Mahasi Sayadaw Noting With Vipassana Review

This talk reviews a mindfulness meditation practice protocol developed by a Burmese teacher named Mahasi Sayadaw, who had a great influence on the important contemporary American Buddhist teachers Joseph Goldstein and Sharon Salsberg of the Insight Meditation Society.  Elements of the practice that are reviewed include the importance of intention for cultivating a persistent “noting” of what is immediately occurring in awareness, with a primary focus of attention on the expanding and contracting of the abdomen while practicing mindfulness of breathing meditation.  The goal of this practice is to create and sustain a “stream” of noting moments, directly knowing the characteristics of self-organization in order to reveal the nature of anicca, impermanence, one of the three basic characteristics of Buddhism.  This streaming process is termed momentary concentration and is expected to produce calmness and clarity in the mind without having to previously cultivate very high levels of fixed concentration.  The review is followed by a question and comment period among those attending.

A guided meditation entitled “Guided vipassana With Noting Meditation” was posted for February 24, 2021 in the Guided Meditation Archive and is intended to supplement this talk.

Here are the notes prepared for this talk:  The Mahasi Sayadaw Method

The focus for the next meeting will be a guided body scan meditation modeled on the teachings of S. N. Goenka followed by a talk that will review the concepts and practices for this form of mindfulness meditation.



Guided Vipassana With Noting Meditation
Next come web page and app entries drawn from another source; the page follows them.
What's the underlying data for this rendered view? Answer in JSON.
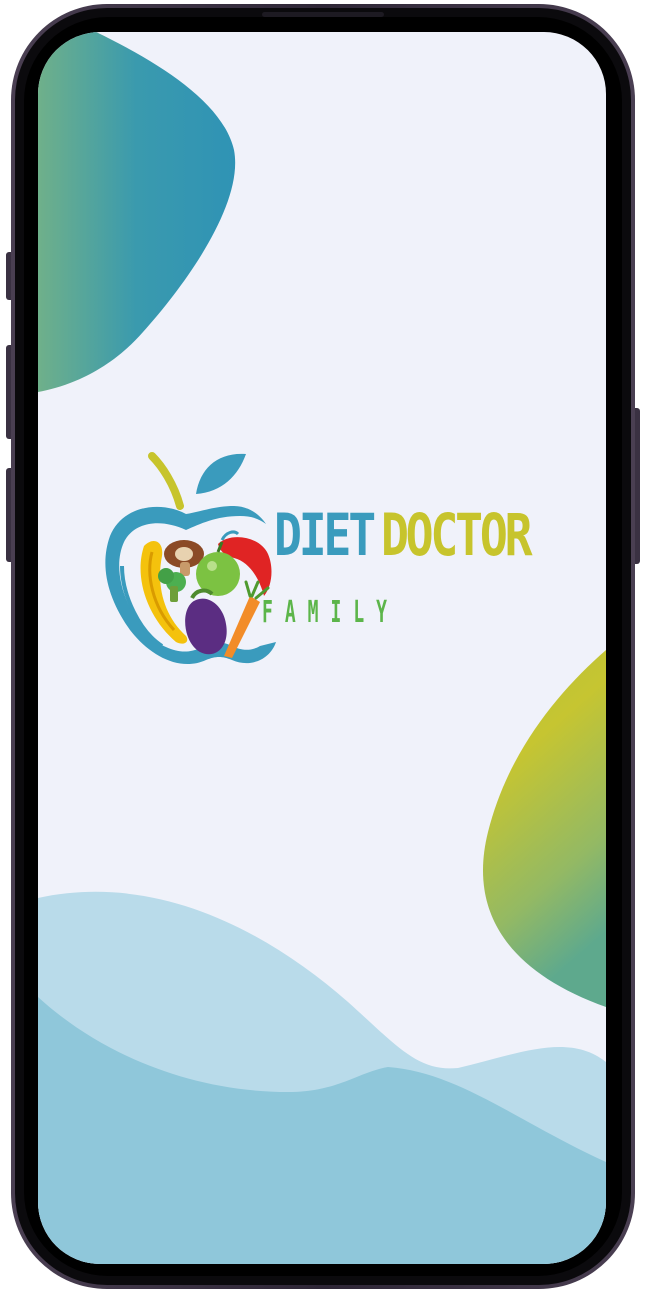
{
  "brand": {
    "line1_word1": "DIET",
    "line1_word2": "DOCTOR",
    "line2": "FAMILY"
  },
  "colors": {
    "screen_background": "#f0f2fa",
    "brand_blue": "#3a9bbd",
    "brand_yellow": "#c7c42c",
    "brand_green": "#5cb54a",
    "wave_light": "#b9dbea",
    "wave_dark": "#8fc7da",
    "phone_frame": "#2b2333"
  },
  "icons": {
    "logo": "apple-fruits-logo-icon"
  }
}
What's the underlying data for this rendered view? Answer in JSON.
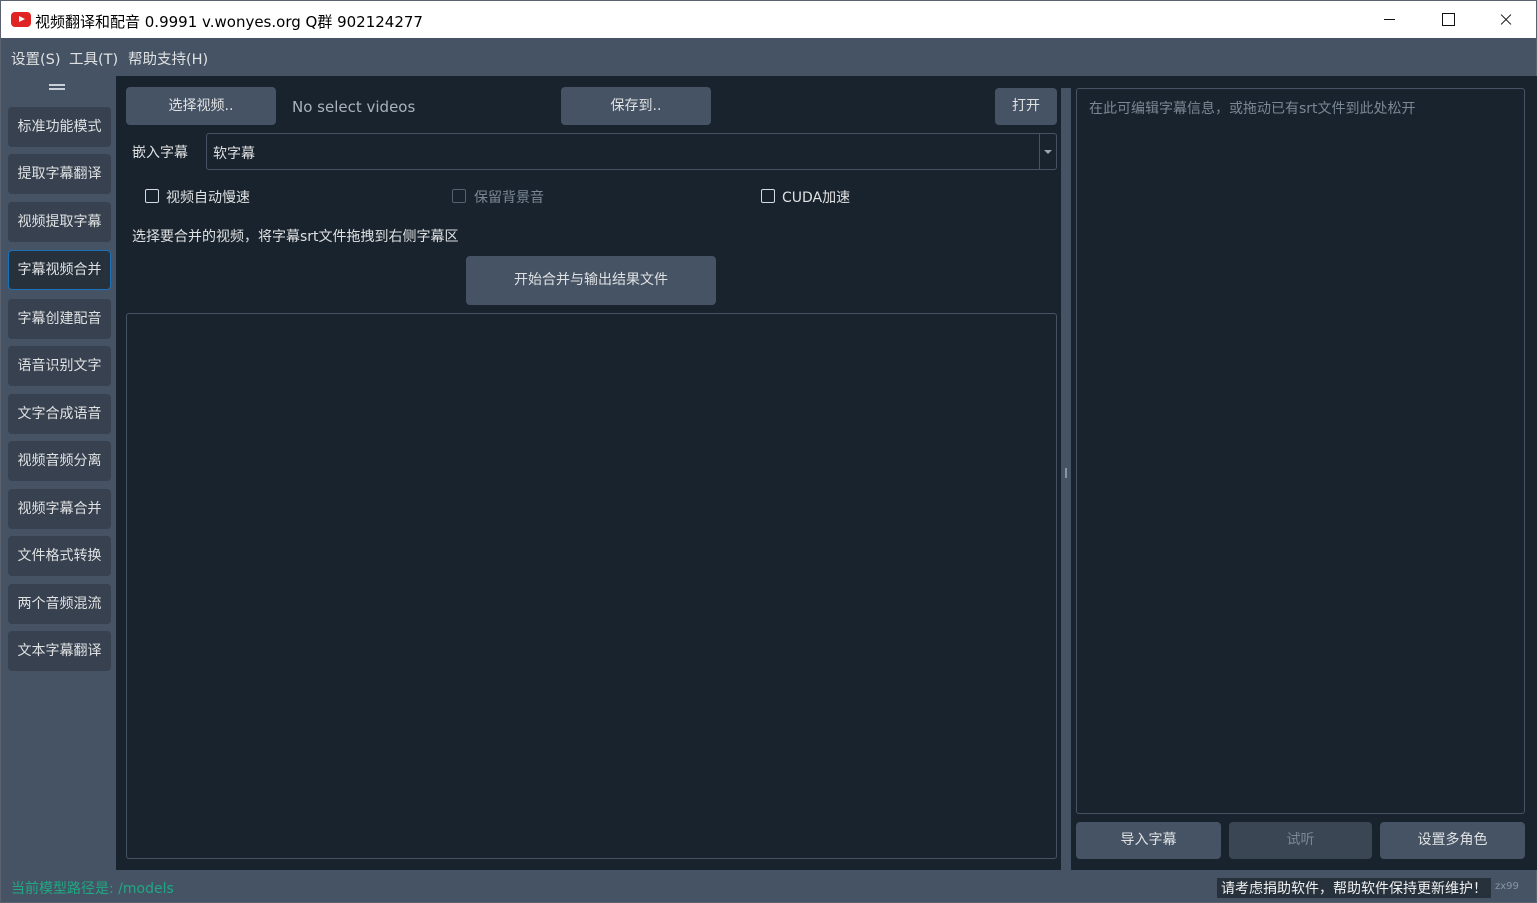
{
  "window": {
    "title": "视频翻译和配音 0.9991 v.wonyes.org   Q群 902124277"
  },
  "menu": [
    "设置(S)",
    "工具(T)",
    "帮助支持(H)"
  ],
  "sidebar": {
    "items": [
      {
        "label": "标准功能模式"
      },
      {
        "label": "提取字幕翻译"
      },
      {
        "label": "视频提取字幕"
      },
      {
        "label": "字幕视频合并",
        "active": true
      },
      {
        "label": "字幕创建配音"
      },
      {
        "label": "语音识别文字"
      },
      {
        "label": "文字合成语音"
      },
      {
        "label": "视频音频分离"
      },
      {
        "label": "视频字幕合并"
      },
      {
        "label": "文件格式转换"
      },
      {
        "label": "两个音频混流"
      },
      {
        "label": "文本字幕翻译"
      }
    ]
  },
  "main": {
    "select_video_label": "选择视频..",
    "selected_video_text": "No select videos",
    "save_to_label": "保存到..",
    "open_label": "打开",
    "embed_subtitle_label": "嵌入字幕",
    "embed_subtitle_value": "软字幕",
    "checkboxes": {
      "auto_slow": {
        "label": "视频自动慢速",
        "checked": false
      },
      "keep_bg": {
        "label": "保留背景音",
        "checked": false,
        "disabled": true
      },
      "cuda": {
        "label": "CUDA加速",
        "checked": false
      }
    },
    "hint": "选择要合并的视频，将字幕srt文件拖拽到右侧字幕区",
    "start_label": "开始合并与输出结果文件"
  },
  "subtitle_panel": {
    "placeholder": "在此可编辑字幕信息，或拖动已有srt文件到此处松开",
    "import_label": "导入字幕",
    "listen_label": "试听",
    "roles_label": "设置多角色"
  },
  "status": {
    "model_path": "当前模型路径是: /models",
    "donate": "请考虑捐助软件，帮助软件保持更新维护！",
    "corner": "zx99"
  },
  "colors": {
    "background": "#19232d",
    "panel": "#455364",
    "accent": "#1a72bb",
    "status_path": "#21a884"
  }
}
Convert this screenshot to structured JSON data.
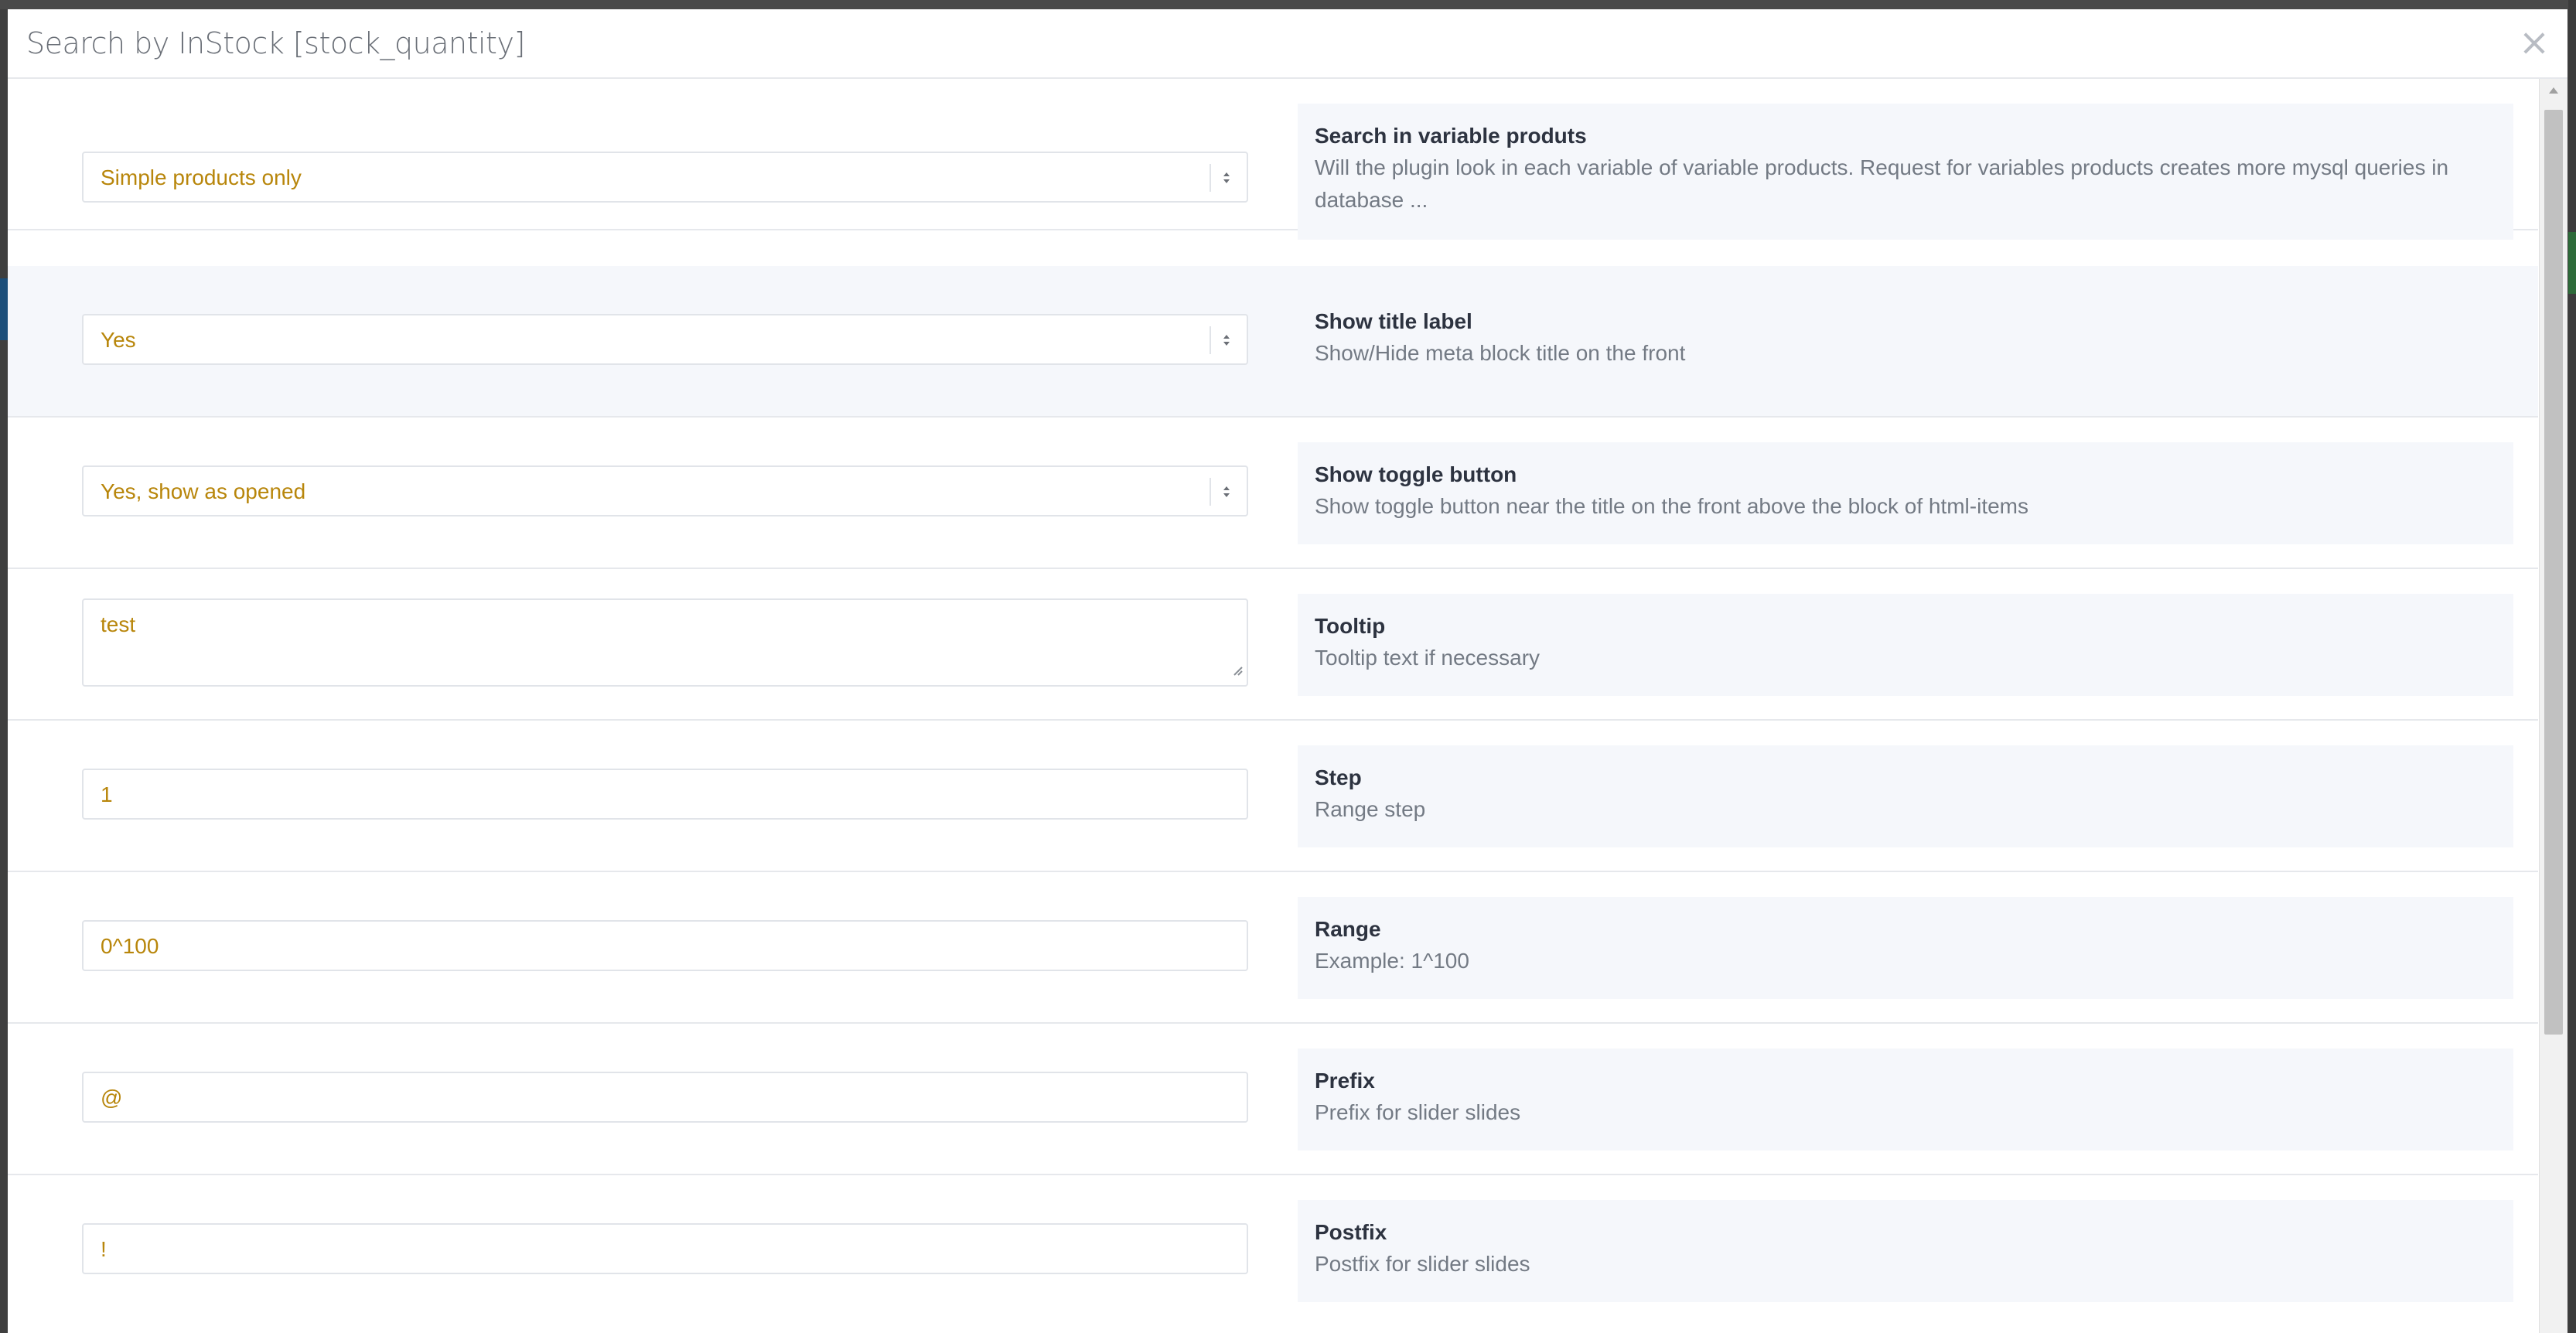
{
  "modal": {
    "title": "Search by InStock [stock_quantity]",
    "close_symbol": "×"
  },
  "rows": [
    {
      "type": "select",
      "value": "Simple products only",
      "title": "Search in variable produts",
      "desc": "Will the plugin look in each variable of variable products. Request for variables products creates more mysql queries in database ..."
    },
    {
      "type": "select",
      "value": "Yes",
      "title": "Show title label",
      "desc": "Show/Hide meta block title on the front"
    },
    {
      "type": "select",
      "value": "Yes, show as opened",
      "title": "Show toggle button",
      "desc": "Show toggle button near the title on the front above the block of html-items"
    },
    {
      "type": "textarea",
      "value": "test",
      "title": "Tooltip",
      "desc": "Tooltip text if necessary"
    },
    {
      "type": "input",
      "value": "1",
      "title": "Step",
      "desc": "Range step"
    },
    {
      "type": "input",
      "value": "0^100",
      "title": "Range",
      "desc": "Example: 1^100"
    },
    {
      "type": "input",
      "value": "@",
      "title": "Prefix",
      "desc": "Prefix for slider slides"
    },
    {
      "type": "input",
      "value": "!",
      "title": "Postfix",
      "desc": "Postfix for slider slides"
    }
  ],
  "colors": {
    "field_text": "#b8860b",
    "info_bg": "#f5f7fb",
    "title_text": "#2d3340",
    "desc_text": "#737a84"
  }
}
This guided meditation follows the insight meditation system promoted by Mahasi Sayadaw and through the Insight Meditation Society that practices “noting” briefly what arises in consciousness as a way to cultivate vipassana, insight into the the impermanence of subjective experience.  The primary object of meditation in this method is noting the expanding and contracting of the abdomen while practicing mindfulness of breathing.  During the guided meditation, various suggestions are provided to prompt the noting process, which is intended to cultivate a rapidly sequenced moments of direct knowing, known as khanika samadhi, momentary concentration, to advance the practice of vipassana.

This recording is intended to supplement the talk of February 24, 2021 entitled “Mahasi Sayadaw Vipassana With Noting Review”.



Jhana Or Vipassana On Retreat 2011

During this talk, Peter describes controversies and agreements about the role jhana practice has is cultivating vipassana practice.  He explains the progression from “acquiring the nimitta” (a noticeable sensation of touch or light arising from one-pointed concentration on the touch sensation at the nostrils) to the extraordinary state of mind called jhana.  The value of the increased mental acuity from jhana practice to the onset of vipassana practice was explained, compared to the advantages of beginning vipassana practice without first entering jhana (called “dry vipassana).